High-speed rail in China and its impact on cars
Published June 19, 2011
The world’s fastest production train: 486 km/h (302 mph)
China is about to start commercial operation of their newest high-speed rail line, the Beijing-Shanghai line. TheÂ 1318 km (819 mi) long line is the worlds longest and will feature Chinese-made rolling stock. China Railways CRH380A is capable of zippingÂ through at speeds of up to 380 km/h (236 mph), which would make this also the worlds fastest line. The maximum speed isÂ currently at 300km/h (186 mph), but is set to increase to 350km/h in a near future.
The Beijing-Shanghai line alone is comparable (in length) to the entireÂ German HSR network, but is just part of Beijings plan to create a networkÂ that will serve 250 cities and span 30,000km (18,600 mi) by 2020. China has invested some $350 billion on the network, whichÂ has now some 5,500km of routes (plus upgraded sections of older railways, which would bring the total to overÂ 8,000km). Operation of the first line began four years ago (2007).
China already has a huge highway network, the second largest in the world and expanding just as fast as the HSR network so why buildÂ a redundant system? There is a lot of criticism, like high ticket prices.

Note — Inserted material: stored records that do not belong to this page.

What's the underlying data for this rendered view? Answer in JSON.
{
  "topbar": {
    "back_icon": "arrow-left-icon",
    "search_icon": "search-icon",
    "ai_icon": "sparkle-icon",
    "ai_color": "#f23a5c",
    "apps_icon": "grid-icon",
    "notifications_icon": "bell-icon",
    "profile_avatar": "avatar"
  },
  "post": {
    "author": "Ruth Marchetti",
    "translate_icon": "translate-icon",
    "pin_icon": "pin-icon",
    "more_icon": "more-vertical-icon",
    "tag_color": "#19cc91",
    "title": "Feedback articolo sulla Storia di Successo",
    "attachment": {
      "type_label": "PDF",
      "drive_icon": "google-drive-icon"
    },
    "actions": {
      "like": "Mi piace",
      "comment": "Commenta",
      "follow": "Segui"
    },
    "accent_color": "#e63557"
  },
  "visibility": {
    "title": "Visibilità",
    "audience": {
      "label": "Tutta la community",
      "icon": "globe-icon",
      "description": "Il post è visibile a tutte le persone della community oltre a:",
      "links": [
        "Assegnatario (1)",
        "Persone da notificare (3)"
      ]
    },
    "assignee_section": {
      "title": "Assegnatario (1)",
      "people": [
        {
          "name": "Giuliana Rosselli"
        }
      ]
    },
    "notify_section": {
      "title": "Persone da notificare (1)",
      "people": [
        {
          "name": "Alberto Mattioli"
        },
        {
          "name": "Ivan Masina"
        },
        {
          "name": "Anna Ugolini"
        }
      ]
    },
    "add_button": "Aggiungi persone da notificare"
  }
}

However, what many are overlooking is theÂ potential to keep people from buying and using their cars. Besides carrying passengers, with new high speedÂ railways, freight traffic can also use what were passenger lines, taking trucks off the road. Chinas freight transport byÂ rail is still very inefficient if compared to the one in America.
China plans to have some 30,000 km (18,600 mi) of high speed rail by 2020
Estimates on car ownership in China vary, but they range from 20 to 120 cars per 1000 people. The US number isÂ around 750. With a population 4x bigger, imagine how disastrous it would be if car ownership in China came anywhereÂ close to American levels. In the U.S., high-speed rail will most likely be a failure with the exception of (perhaps) very few lines because of the extreme reliance on automobiles.
U.S. cities already invest more in their mass transit systems than on their highways, yet they still serve less than 5% of the population.Â Taking people off their cars in the U.S. wont be easy; it is almost a necessity to own a car in America. China has the chance to stop this from happening by building a better public transportation infrastructure before it is too late. Metros in urban areas and the national HSR network will be important in reducing traffic congestion in China, which is already at alarming levels in many of the larger cities.
High speed trains are faster than cars, more practical than airplanes and more efficient than both. Whats not to like?
WARNING: The origin of the technology behind the CRH380A does not pertain to the discussion and any comments regarding it will be seen as inflammatory and deleted.